Dataset extract:
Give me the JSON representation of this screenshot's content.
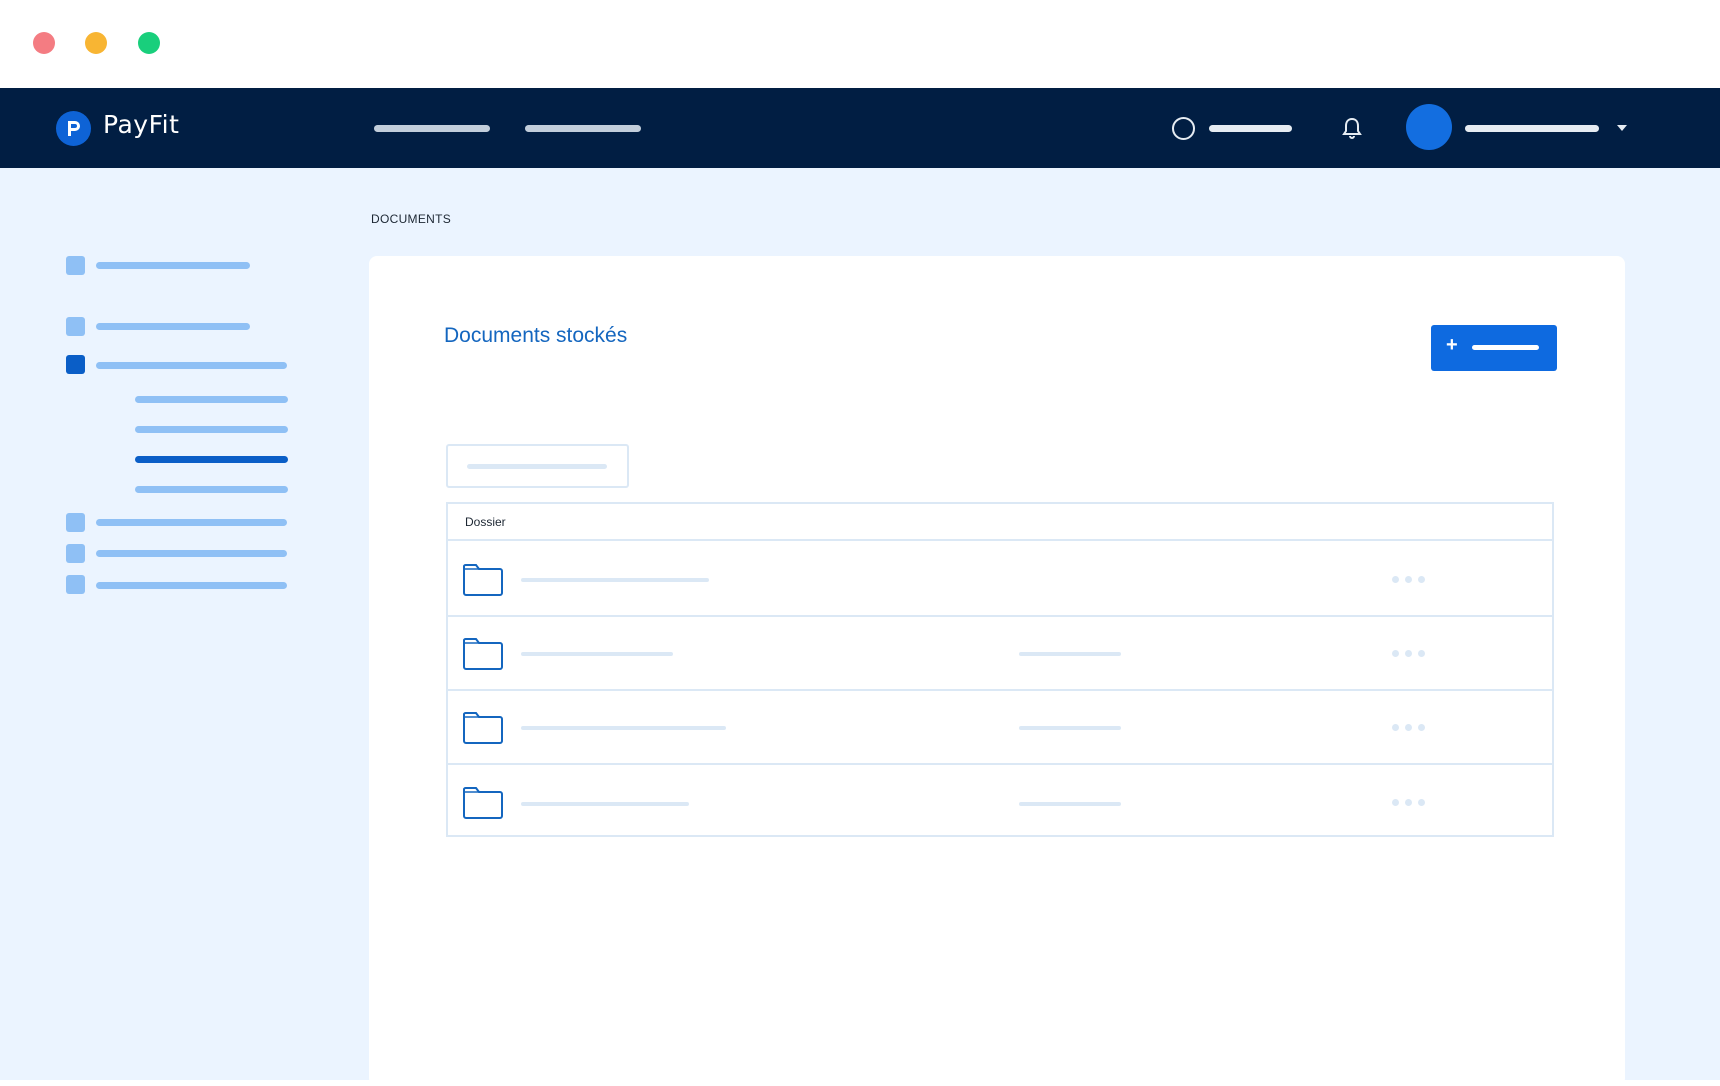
{
  "window": {
    "controls": [
      "close",
      "minimize",
      "maximize"
    ],
    "colors": {
      "close": "#f47c82",
      "minimize": "#f8b533",
      "maximize": "#19cf7c"
    }
  },
  "header": {
    "brand": "PayFit",
    "logo_icon": "payfit-logo-icon",
    "background": "#011e43",
    "nav_items": [
      "",
      ""
    ],
    "search_icon": "search-circle-icon",
    "notification_icon": "bell-icon",
    "user_menu_icon": "caret-down-icon",
    "accent": "#136ee0"
  },
  "sidebar": {
    "items": [
      {
        "label": "",
        "active": false
      },
      {
        "label": "",
        "active": false
      },
      {
        "label": "",
        "active": true,
        "children": [
          {
            "label": "",
            "active": false
          },
          {
            "label": "",
            "active": false
          },
          {
            "label": "",
            "active": true
          },
          {
            "label": "",
            "active": false
          }
        ]
      },
      {
        "label": "",
        "active": false
      },
      {
        "label": "",
        "active": false
      },
      {
        "label": "",
        "active": false
      }
    ]
  },
  "main": {
    "breadcrumb": "DOCUMENTS",
    "title": "Documents stockés",
    "add_button": {
      "icon": "+",
      "label": ""
    },
    "filter": {
      "placeholder": ""
    },
    "table": {
      "columns": [
        "Dossier"
      ],
      "rows": [
        {
          "icon": "folder-icon",
          "name": "",
          "date": "",
          "actions_icon": "more-dots-icon"
        },
        {
          "icon": "folder-icon",
          "name": "",
          "date": "",
          "actions_icon": "more-dots-icon"
        },
        {
          "icon": "folder-icon",
          "name": "",
          "date": "",
          "actions_icon": "more-dots-icon"
        },
        {
          "icon": "folder-icon",
          "name": "",
          "date": "",
          "actions_icon": "more-dots-icon"
        }
      ]
    }
  }
}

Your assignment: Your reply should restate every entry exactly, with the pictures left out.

Answer box:
Give me the JSON representation of this screenshot's content.
{
  "window": {
    "controls": [
      "close",
      "minimize",
      "maximize"
    ],
    "colors": {
      "close": "#f47c82",
      "minimize": "#f8b533",
      "maximize": "#19cf7c"
    }
  },
  "header": {
    "brand": "PayFit",
    "logo_icon": "payfit-logo-icon",
    "background": "#011e43",
    "nav_items": [
      "",
      ""
    ],
    "search_icon": "search-circle-icon",
    "notification_icon": "bell-icon",
    "user_menu_icon": "caret-down-icon",
    "accent": "#136ee0"
  },
  "sidebar": {
    "items": [
      {
        "label": "",
        "active": false
      },
      {
        "label": "",
        "active": false
      },
      {
        "label": "",
        "active": true,
        "children": [
          {
            "label": "",
            "active": false
          },
          {
            "label": "",
            "active": false
          },
          {
            "label": "",
            "active": true
          },
          {
            "label": "",
            "active": false
          }
        ]
      },
      {
        "label": "",
        "active": false
      },
      {
        "label": "",
        "active": false
      },
      {
        "label": "",
        "active": false
      }
    ]
  },
  "main": {
    "breadcrumb": "DOCUMENTS",
    "title": "Documents stockés",
    "add_button": {
      "icon": "+",
      "label": ""
    },
    "filter": {
      "placeholder": ""
    },
    "table": {
      "columns": [
        "Dossier"
      ],
      "rows": [
        {
          "icon": "folder-icon",
          "name": "",
          "date": "",
          "actions_icon": "more-dots-icon"
        },
        {
          "icon": "folder-icon",
          "name": "",
          "date": "",
          "actions_icon": "more-dots-icon"
        },
        {
          "icon": "folder-icon",
          "name": "",
          "date": "",
          "actions_icon": "more-dots-icon"
        },
        {
          "icon": "folder-icon",
          "name": "",
          "date": "",
          "actions_icon": "more-dots-icon"
        }
      ]
    }
  }
}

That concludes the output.